Uganda Halts Search for Landslide Survivors

Posted June 26th, 2012 at 5:15 pm (UTC-5)
Leave a comment

Although scores of people remain missing, Ugandan authorities have called off a search for survivors from a landslide that struck the eastern Mount Elgon area Monday, killing at least 18 people.

Uganda's minister for disaster relief, Stephen Malinga, said there is “no hope of finding any more survivors.”

He said workers, joined by the Ugandan army, are now focused on recovering bodies and providing assistance for more than 200 people displaced by the disaster.

The landslides in the mountainous area, which is particularly prone to such disasters, were triggered by days of heavy rain. A similar disaster killed around 365 people in 2010.

The government warned more areas may be affected if the rains continue.

Malinga said residents had seen cracks in the ground and heard loud sounds of the earth moving Sunday night, but did not report the warning signs to authorities.

Issa Aliga, a reporter with the Uganda Daily Monitor, told VOA that villagers resisted government efforts to relocate them after the 2010 event.

“They say that they have been staying in this area for a long time and they refused to go by the government's idea because the people here are cultivators and they grow coffee. But in the areas where the government wanted to relocate them is a cattle area where people practice pasturing.”

Doctor Mary Goretti Kitutu, with the environment management agency, said the clay-rich soil in Mount Elgon area retains water after the rains, creating ideal conditions for landslides.

She said overpopulation has also contributed to land degradation, as residents clear the hillside forests for firewood and farming.
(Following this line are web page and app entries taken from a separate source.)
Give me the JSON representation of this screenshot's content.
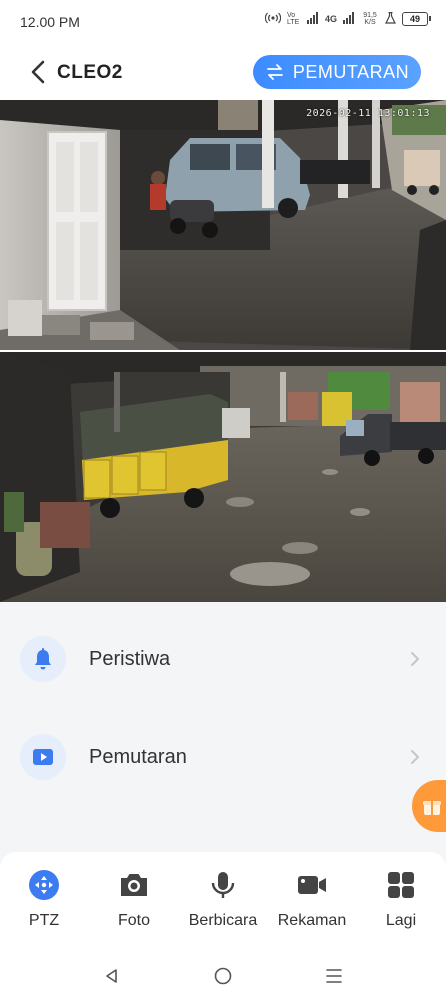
{
  "status_bar": {
    "time": "12.00 PM",
    "volte": "Vo LTE",
    "network": "4G",
    "speed": "91,5 K/S",
    "battery": "49"
  },
  "header": {
    "title": "CLEO2",
    "playback_button": "PEMUTARAN"
  },
  "feeds": [
    {
      "name": "camera-1",
      "timestamp": "2026-02-11 13:01:13"
    },
    {
      "name": "camera-2"
    }
  ],
  "menu": [
    {
      "label": "Peristiwa",
      "icon": "bell-icon"
    },
    {
      "label": "Pemutaran",
      "icon": "play-icon"
    }
  ],
  "toolbar": [
    {
      "label": "PTZ",
      "icon": "ptz-icon"
    },
    {
      "label": "Foto",
      "icon": "camera-icon"
    },
    {
      "label": "Berbicara",
      "icon": "microphone-icon"
    },
    {
      "label": "Rekaman",
      "icon": "video-record-icon"
    },
    {
      "label": "Lagi",
      "icon": "grid-icon"
    }
  ],
  "colors": {
    "accent": "#3d8bff",
    "gift": "#ff9a3a"
  }
}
Kitutu added that “without those complex root systems to hold the earth in place landslides are inevitable.”